Citizens have no right under the federal constitution to seek a voter referendum of a city’s land sale, the Ninth U.S. Circuit Court of Appeals has ruled.

In a case from Arizona, the federal appellate court dismissed arguments that the Tenth Amendment establishes the right to a referendum. The state constitution sets the rules for referenda, the court determined.

"It is the power of the federal government which is constrained by the Tenth Amendment, not the power of the states," the court...

Property Taxes: Super Williamson Act Constitutional, AG Says

A 1998 law that takes Williamson Act property taxes breaks for agricultural land one step further is constitutional, according to a state attorney general’s opinion.
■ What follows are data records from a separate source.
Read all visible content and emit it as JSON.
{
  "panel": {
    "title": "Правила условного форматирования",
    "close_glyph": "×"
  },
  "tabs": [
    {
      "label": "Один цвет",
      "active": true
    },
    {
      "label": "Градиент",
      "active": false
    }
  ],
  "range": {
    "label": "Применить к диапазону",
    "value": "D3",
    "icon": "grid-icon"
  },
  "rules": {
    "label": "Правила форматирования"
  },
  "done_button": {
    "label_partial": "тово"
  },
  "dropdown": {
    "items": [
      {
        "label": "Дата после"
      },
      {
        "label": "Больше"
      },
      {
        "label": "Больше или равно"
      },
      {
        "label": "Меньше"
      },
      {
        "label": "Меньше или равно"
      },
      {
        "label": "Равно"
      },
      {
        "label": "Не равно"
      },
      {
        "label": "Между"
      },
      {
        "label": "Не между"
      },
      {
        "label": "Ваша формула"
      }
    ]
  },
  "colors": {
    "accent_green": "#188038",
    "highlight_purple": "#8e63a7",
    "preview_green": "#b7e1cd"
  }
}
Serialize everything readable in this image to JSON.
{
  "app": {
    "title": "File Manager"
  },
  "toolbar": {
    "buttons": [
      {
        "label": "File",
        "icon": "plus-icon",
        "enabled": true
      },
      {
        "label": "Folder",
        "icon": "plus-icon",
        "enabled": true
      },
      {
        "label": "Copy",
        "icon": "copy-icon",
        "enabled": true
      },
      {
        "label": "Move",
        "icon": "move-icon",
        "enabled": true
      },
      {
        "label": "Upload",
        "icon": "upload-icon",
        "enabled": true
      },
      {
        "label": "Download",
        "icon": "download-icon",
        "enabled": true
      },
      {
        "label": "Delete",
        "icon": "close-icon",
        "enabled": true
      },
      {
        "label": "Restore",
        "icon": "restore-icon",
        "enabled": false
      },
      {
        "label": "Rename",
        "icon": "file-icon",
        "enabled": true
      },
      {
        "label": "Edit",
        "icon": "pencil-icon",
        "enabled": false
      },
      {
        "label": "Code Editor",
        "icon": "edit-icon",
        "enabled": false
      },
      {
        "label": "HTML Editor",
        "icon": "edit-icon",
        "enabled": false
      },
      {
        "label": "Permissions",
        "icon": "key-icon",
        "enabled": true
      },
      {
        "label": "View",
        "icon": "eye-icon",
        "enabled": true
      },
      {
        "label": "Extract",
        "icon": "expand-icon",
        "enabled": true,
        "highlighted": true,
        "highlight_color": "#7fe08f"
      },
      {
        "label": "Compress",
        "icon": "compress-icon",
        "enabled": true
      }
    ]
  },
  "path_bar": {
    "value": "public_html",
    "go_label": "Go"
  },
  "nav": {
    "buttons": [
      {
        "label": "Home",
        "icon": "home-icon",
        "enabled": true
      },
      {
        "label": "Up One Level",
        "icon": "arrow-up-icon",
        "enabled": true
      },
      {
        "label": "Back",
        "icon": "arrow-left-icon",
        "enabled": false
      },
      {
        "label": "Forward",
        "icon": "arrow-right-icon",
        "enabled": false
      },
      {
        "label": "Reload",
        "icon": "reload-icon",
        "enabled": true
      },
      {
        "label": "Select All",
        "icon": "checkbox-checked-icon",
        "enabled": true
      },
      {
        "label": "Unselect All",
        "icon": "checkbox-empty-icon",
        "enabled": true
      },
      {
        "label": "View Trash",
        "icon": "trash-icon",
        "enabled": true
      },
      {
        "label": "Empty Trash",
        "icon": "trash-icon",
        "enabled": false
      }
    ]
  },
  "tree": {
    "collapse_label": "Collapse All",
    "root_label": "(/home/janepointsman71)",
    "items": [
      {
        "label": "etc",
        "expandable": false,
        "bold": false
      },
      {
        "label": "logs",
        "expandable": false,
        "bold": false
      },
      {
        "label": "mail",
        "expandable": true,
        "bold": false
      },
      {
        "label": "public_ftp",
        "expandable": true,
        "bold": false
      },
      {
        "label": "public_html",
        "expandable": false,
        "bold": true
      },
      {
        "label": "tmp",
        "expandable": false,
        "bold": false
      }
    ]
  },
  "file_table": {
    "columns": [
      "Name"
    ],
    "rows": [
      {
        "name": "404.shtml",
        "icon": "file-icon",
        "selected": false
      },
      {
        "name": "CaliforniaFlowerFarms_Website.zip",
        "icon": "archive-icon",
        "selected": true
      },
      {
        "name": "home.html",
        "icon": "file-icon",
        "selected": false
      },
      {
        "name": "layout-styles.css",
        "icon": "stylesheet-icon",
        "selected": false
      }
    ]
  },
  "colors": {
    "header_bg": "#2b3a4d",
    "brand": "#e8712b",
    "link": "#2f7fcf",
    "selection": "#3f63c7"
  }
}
The opinion, written by Deputy Attorney General Gregory L. Gonot, (Attorney General’s opinion No. 98-1106, filed March 10, 1999) concludes the "Super Williamson Act" approved by the Legislature does not violate state constitutional requirements that all property be taxable at the same percentage of fair market value. Farm interests said t...

Public Agency Must Pay for Value of Aggregate

When taking real estate by eminent domain, a public agency must pay the landowner for the value of unmined aggregate on the property, the Second District Court of Appeals has ruled.

The unanimous three-judge panel ordered the Ventura County Flood Control District to pay owners of 67 acres $2.6 million to compensate for the owners’ loss of the aggregate resource. The value of mineral deposits, including sand, clay and gravel, is an element in determining fair market value, which the public agency is re...

Court Rejects Local Costal Plan: State Costal Act Prohibits Building on ESHA, Wetlands

The Coastal Act does not allow destruction of a designated environmentally sensitive habitat area simply because the destruction is mitigated off-site, the Fourth District Court of Appeals has ruled. The court also determined that residential development of wetlands and removing a pond to build a road were not permissible under the Coastal Act.

The decision stems from the 25-year controversy over Bolsa Chica, a 1,588-acre area of wetlands and coastal mesas near Huntington Beach where developers have s...

Lawmakers return to Public Bonds; Bills to Link Water, Planning Stalled by Builders, Wet Winter

General obligations bonds to rehabilitate California’s crumbling infrastructure and build new public facilities are rising toward the top of the state Legislature’s agenda now that Gov. Davis’ education reform package is complete. The bonds, which could start hitting the ballot as soon as next March, would pay for everything from roads and water systems, to parks, libraries and homes.

Lawmakers have introduced $30 billion worth of general obligation bond proposals. Some of the proposals compete with o...

Regulators Cast a Huge Net For Rare Butterfly

The Quino Checkerspot Butterfly is the latest endangered species to cause confusion and controversy in Southern California, joining such famed animals as the Stephens kangaroo rat, the California gnatcatcher and the Delhi sands flower loving fly.

The butterfly was at first thought to live only in a few regions of Riverside and San Diego counties, where colonies have been found. But the U.S. Fish & Wildlife Service issued a map in January showing potential Quino Checkerspot habitat in parts o...